How did they carry out the best practice?
This practice was conducted to evaluate the learning experience of (13-16) year’s female
students from a privet Jordanian school that adapted the engineering-based model Massachusetts
(2016) in STEM courses. A total of 549 of (13-16) year’s female students started taking specific
units of approximately one-month integrated STEM courses. This made them engaged in
designing and building different prototypes as well as resolving higher order thinking questions
relates to problem-solving activities. Students’ responses on the UTAUT survey, and their
teachers’ opinions on implementing this practice through open-ended questions, revealed that the

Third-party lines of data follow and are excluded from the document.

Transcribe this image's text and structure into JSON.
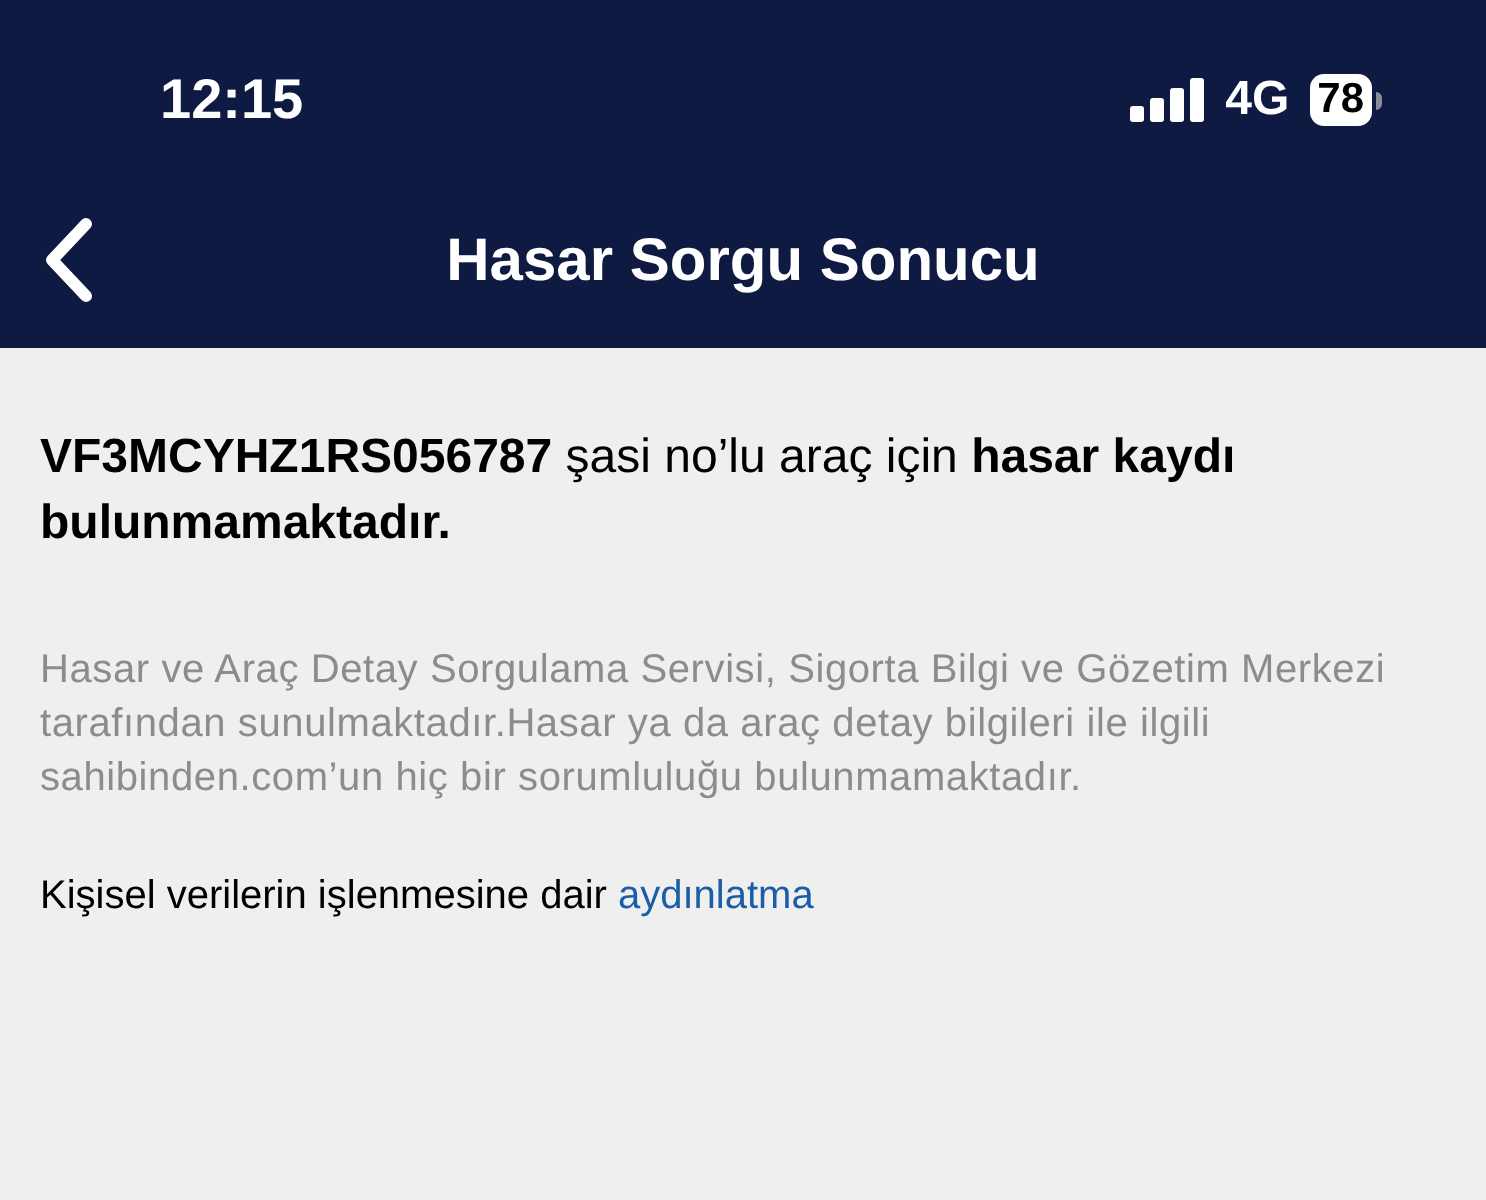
{
  "status_bar": {
    "time": "12:15",
    "network": "4G",
    "battery": "78"
  },
  "nav": {
    "title": "Hasar Sorgu Sonucu"
  },
  "result": "**VF3MCYHZ1RS056787** şasi no’lu araç için **hasar kaydı bulunmamaktadır.**",
  "disclaimer": "Hasar ve Araç Detay Sorgulama Servisi, Sigorta Bilgi ve Gözetim Merkezi tarafından sunulmaktadır.Hasar ya da araç detay bilgileri ile ilgili sahibinden.com’un hiç bir sorumluluğu bulunmamaktadır.",
  "privacy": {
    "text": "Kişisel verilerin işlenmesine dair",
    "link": "aydınlatma"
  }
}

practice brought awareness to the school students of their potential as problem solvers, thinkers,
creators, and collaborators. Students were able to simultaneously broaden their boundaries in
knowledge and competency even though they experienced difficulties in tackling challenges
associated with STEM activities. Findings suggested that the Integration of engineering design in
teaching STEM practice can be applied as a means to increase the motivation towards learning
STEM topics in addition to enhancing creativity, problem-solving skills, and thinking skills
among (13-16) year’s female students.